The works are low tech and low cost by design so local landowners can build them with their own resources. Local earthmoving contractors were used to develop community capacity in these types of works. If landowners are considering undertaking similar projects, it is important that they obtain any necessary approvals or permits before commencing any work within a riparian channel. Talk with your local Local Land Services contact for advice on what approvals are required.
Installation of a log sill across the channel. The sill will assist in slowing the water thus reducing its erosive power and to create conditions for sediment to deposit and raise the channel bed. Raising the bed of the channel will reconnect the creek with its floodplain. Once the floodplain is reconnected the water will be spread out over the floodplain reducing the destructive impact of larger floods, further improving the stability of the creek.
An example of a simple log jam that could be installed by landholders on their own farm. All the timber was from the property and arranged in the creek at strategic locations to help slow the flow of water and protect the bank. To ensure the timber stays in place, they can be cabled together, or timber pins used. Approvals or permits may be required for this type of work.
Since the works have been installed there has been significant sediment deposition and extra moisture levels are evident. These conditions have allowed the successful reintroduction and regeneration of native vegetation. There is also evidence that the works focused on intercepting and slowing the movement of the shallow groundwater is working.

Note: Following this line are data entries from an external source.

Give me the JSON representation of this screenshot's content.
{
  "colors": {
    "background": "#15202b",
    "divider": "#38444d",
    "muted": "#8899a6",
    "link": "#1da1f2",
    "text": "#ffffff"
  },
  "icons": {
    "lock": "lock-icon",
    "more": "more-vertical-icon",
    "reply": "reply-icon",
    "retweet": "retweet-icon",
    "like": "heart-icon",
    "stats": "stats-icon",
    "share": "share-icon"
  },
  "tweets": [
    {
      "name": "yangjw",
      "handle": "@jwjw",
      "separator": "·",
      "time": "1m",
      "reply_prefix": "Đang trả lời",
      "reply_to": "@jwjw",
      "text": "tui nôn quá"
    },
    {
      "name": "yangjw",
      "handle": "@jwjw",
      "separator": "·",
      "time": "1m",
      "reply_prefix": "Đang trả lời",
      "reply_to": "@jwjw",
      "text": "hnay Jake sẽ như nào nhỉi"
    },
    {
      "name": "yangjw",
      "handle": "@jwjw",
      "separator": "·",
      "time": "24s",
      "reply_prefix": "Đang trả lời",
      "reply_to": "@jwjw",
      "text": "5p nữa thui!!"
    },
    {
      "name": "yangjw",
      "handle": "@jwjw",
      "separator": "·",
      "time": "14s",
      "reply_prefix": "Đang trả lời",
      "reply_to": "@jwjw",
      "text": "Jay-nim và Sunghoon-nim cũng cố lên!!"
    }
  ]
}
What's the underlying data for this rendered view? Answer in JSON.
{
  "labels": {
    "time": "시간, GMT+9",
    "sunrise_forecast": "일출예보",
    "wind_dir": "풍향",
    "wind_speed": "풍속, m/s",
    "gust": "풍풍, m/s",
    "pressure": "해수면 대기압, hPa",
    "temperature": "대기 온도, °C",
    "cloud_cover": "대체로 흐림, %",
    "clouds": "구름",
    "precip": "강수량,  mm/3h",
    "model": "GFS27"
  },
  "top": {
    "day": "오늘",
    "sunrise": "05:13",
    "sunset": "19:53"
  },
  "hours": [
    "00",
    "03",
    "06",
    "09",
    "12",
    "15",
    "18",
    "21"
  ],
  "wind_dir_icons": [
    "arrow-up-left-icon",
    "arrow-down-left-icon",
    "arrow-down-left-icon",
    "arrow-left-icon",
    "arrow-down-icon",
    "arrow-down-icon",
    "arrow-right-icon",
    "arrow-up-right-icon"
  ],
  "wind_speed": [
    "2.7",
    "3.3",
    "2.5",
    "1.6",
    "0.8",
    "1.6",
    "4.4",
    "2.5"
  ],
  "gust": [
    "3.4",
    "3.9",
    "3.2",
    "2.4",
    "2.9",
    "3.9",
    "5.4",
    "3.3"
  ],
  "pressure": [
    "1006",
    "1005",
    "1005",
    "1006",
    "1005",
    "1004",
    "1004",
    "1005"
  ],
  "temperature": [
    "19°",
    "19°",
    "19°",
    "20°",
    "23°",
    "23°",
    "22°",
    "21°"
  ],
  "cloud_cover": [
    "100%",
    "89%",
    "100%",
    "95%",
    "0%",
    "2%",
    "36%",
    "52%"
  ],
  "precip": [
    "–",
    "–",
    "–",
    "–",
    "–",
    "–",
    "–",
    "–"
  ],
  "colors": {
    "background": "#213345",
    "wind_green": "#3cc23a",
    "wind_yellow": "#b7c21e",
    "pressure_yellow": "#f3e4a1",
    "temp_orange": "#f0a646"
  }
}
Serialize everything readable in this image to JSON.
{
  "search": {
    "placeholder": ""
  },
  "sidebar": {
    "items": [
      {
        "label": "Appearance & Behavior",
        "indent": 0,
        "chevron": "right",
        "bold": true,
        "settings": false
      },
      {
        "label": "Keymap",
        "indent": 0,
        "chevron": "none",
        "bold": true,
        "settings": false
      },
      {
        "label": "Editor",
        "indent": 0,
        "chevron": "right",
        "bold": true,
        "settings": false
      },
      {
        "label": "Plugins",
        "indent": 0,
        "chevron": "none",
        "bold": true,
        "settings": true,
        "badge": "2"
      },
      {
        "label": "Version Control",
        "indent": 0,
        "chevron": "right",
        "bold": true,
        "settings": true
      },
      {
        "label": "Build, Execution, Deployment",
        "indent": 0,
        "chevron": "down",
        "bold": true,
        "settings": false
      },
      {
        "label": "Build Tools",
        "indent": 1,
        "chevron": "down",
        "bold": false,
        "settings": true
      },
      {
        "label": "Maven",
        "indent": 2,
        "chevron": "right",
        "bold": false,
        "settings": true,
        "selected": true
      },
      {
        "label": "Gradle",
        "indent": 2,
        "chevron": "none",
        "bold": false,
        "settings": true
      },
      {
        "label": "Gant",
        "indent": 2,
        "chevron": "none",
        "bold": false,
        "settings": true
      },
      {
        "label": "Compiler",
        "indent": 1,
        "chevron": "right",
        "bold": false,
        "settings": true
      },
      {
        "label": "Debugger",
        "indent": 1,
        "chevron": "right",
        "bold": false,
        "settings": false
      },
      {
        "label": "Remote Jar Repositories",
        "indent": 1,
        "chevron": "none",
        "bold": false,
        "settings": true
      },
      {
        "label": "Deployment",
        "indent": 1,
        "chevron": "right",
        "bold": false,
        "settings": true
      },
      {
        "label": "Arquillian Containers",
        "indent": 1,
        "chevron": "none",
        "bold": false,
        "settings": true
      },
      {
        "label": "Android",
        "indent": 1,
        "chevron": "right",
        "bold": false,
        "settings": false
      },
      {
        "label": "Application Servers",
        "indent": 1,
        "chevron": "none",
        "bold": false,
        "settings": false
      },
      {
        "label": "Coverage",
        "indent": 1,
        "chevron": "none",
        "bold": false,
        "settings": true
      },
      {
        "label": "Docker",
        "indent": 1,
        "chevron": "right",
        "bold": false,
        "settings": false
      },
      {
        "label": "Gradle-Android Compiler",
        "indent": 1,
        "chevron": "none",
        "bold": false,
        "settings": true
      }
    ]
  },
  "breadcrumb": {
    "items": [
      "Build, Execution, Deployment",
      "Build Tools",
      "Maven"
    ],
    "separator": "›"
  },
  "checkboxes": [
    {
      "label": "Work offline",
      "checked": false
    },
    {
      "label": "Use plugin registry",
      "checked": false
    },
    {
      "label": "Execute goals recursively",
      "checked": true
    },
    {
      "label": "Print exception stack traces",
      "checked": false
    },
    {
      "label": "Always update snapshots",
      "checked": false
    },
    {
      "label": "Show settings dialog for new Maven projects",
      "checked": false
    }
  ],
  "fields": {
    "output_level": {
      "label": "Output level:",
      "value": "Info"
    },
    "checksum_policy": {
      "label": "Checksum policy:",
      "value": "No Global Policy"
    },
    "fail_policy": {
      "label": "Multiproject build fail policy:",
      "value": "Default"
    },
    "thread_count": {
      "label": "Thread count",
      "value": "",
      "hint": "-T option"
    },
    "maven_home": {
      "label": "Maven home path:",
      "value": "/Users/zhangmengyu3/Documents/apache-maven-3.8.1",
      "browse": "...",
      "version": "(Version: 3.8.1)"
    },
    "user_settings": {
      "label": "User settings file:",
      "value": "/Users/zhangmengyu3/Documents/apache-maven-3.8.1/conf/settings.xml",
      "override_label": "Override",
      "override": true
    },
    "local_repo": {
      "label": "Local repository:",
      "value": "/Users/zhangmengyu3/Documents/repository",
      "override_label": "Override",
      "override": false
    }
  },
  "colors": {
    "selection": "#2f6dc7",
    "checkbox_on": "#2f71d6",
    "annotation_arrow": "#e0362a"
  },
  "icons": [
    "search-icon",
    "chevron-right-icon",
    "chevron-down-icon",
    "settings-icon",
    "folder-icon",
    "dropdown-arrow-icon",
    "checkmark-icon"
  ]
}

Recent deposition in the creek bed is evident from rainfall events in early 2020 and, in some places, up to a metre in depth. It can be seen from the photo that tree planting has been undertaken to further stabilise the creek bed and banks and that groundcover is increasing.
The landowner, George Macdonald, has been monitoring the creek closely and is impressed how rapidly and substantially the creek has responded. He says, “our vision is to reinstate the natural creek and reconnect it to its floodplain. We figured it was not called Water Gully by chance”.
“Stage 1 was completed in 2019 when the drought was at its most brutal and rain just a distant memory. When the sky opened in January 2020 it generated several large flow events on relatively insignificant falls of 15 to 20 mm. This resulted in the areas between the structures pooling water and catch enough sediment to raise the bed, over about 500 metres in length, up to 1 metre depth in places. It became a totally different creek over a period of 20 days. Subsequent major flows including one which flooded the village saw additional sediment deposited in the rehabilitated section of the creek, while unrehabilitated sections of the creek experienced significant erosion. Since January 1, 2020 to date [June 2020] the sediment has retained significant permanent moisture, allowing us to successfully plant casuarinas and wetland plants in the creek” said George.
The video shows drone footage following the creek bed where one of the structures was installed. It was constructed using large logs cabled in place with geotech fabric on the upper side. The aim of this log sill structure is to stop the creek bed lowering and accumulate sediment to allow revegetation of the channel. Phragmites, cumbungi and casuarinas have been planted in the sediment that was deposited after the first flow.
“Interestingly, the most recent falls of in excess of 25 mm have generated almost no runoff in the creek, pointing to the likely influence of increased pasture cover and increasing water infiltration rates. I am really excited to see how Phase 2 continues this process,” George said.